Walter F. Mondale’s record of public service includes Vice President of the United States, U.S. Ambassador to Japan, U.S. Senator, and Attorney General for the State of Minnesota. He was also the Democratic Party’s nominee for President in 1984. He recently retired from the law firm of Dorsey & Whitney LLP, headquartered in Minneapolis with 20 offices worldwide.
Walter Frederick (“Fritz”) Mondale was born in Ceylon, Minnesota on January 5, 1928, the son of Theodore Sigvaard Mondale and Claribel Cowan Mondale. He spent his boyhood in the small towns of southern Minnesota, where he attended public schools. After he helped manage Hubert H. Humphrey’s first successful U.S. Senate campaign in 1948, he earned his B.A. in political science from the University of Minnesota in 1951. After completing service as a corporal in the U.S. Army, Mondale received his LL.B. (cum laude) from the University of Minnesota Law School in 1956, having served on the law review and as a law clerk in the Minnesota Supreme Court.
Mondale practiced law for the next four years in Minneapolis. In 1960, Minnesota Governor Orville Freeman appointed him to the position of State Attorney General. Mondale was then elected to the office in 1962, and served until 1964, when Governor Karl Rolvaag asked him to fill the U.S. Senate vacancy created by Hubert Humphrey’s election to the Vice Presidency. The voters of Minnesota returned Mondale to the Senate in 1966 and 1972.
During his 12 years as a Senator, Mondale served on the Finance Committee, the Labor and Public Welfare Committee, Budget Committee, and the Banking, Housing and Urban Affairs Committee. He also served as the chairman of the Select Committee on Equal Education Opportunity and as the chairman of the Intelligence Committee’s Domestic Task Force.
Jimmy Carter and Walter Mondale were elected President and Vice President of the United States on November 2, 1976. On the President’s behalf, Mondale traveled extensively throughout the country and the world advocating U.S. policy. He played a central role in Carter Administration policy of expanding commercial ties between the United States and China. He was the first Vice President to have an office in the White House, and he served as a full-time participant, advisor, and troubleshooter for the Administration. During this period, Joan Mondale served as a national advocate for the arts and was Honorary Chairman of the Federal Council on the Arts and Humanities.

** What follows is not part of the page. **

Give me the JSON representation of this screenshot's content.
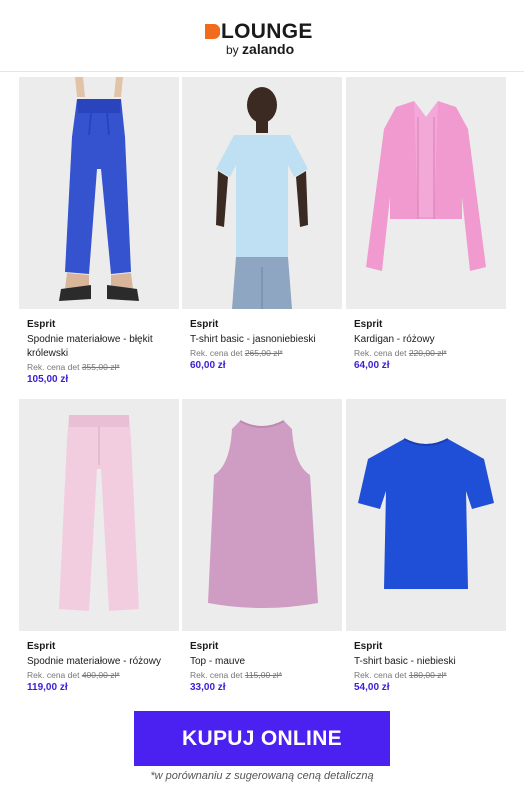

In 1984, Mondale was the Democratic Party’s nominee for President of the United States. Following that election, Mondale practiced law, taught, studied, traveled, and served as a director of both non-profit and corporate boards. He returned to his native Minnesota in 1987, where he practiced law with the firm of Dorsey & Whitney until President Clinton nominated him to be the U.S. Ambassador to Japan.
Mondale served as Ambassador to Japan from August 13, 1993, to December 15, 1996. During that period, he helped to negotiate several U.S.-Japan security agreements, including a resolution to the controversy about the U.S. military presence in Okinawa. He also helped to negotiate numerous trade agreements between the United States and Japan, and he promoted the expansion of educational exchanges between the two nations. In addition, Mondale attended the annual APEC (Asia Pacific Economic Cooperation) summit meetings in Seattle, Jakarta, Osaka, and Manila.
Since returning from Japan, Mondale has become a director of several non-profit and corporate boards. He is the chair of The Maureen and Mike Mansfield Foundation. He also co-teaches a class at the Humphrey Institute at the University of Minnesota on the study of governance and politics.
In March 1998, serving as President Clinton’s special envoy, Mondale traveled to Indonesia to meet with President Suharto regarding the Asian financial crisis and economic reforms in Indonesia.
Before his appointment as U.S. Ambassador to Japan, Walter Mondale was a Distinguished University Fellow in Law and Public Affairs at the Hubert H. Humphrey Institute of Public Affairs, University of Minnesota. In 1990, he established the Mondale Policy Forum at the Humphrey Institute to bring together leading scholars and policymakers for conferences on domestic and international issues.
From 1986 until his appointment as Ambassador, Mondale served as chairman of the National Democratic Institute for International Affairs, a Washington, DC-based organization that conducts non-partisan international programs to help maintain and strengthen democratic institutions.
Mondale was married to the former Joan Adams for 58 years before she passed away in February 2014. They have three children, Theodore, Eleanor Jane (deceased) and William. They also have four grandchildren.
Mondale has authored two books The Accountability of Power: Toward a Responsible Presidency and The Good Fight: A Life in Liberal Politics and has written numerous articles on domestic and international issues. In his free time, he enjoys fishing, reading historical accounts, and spending time with his family.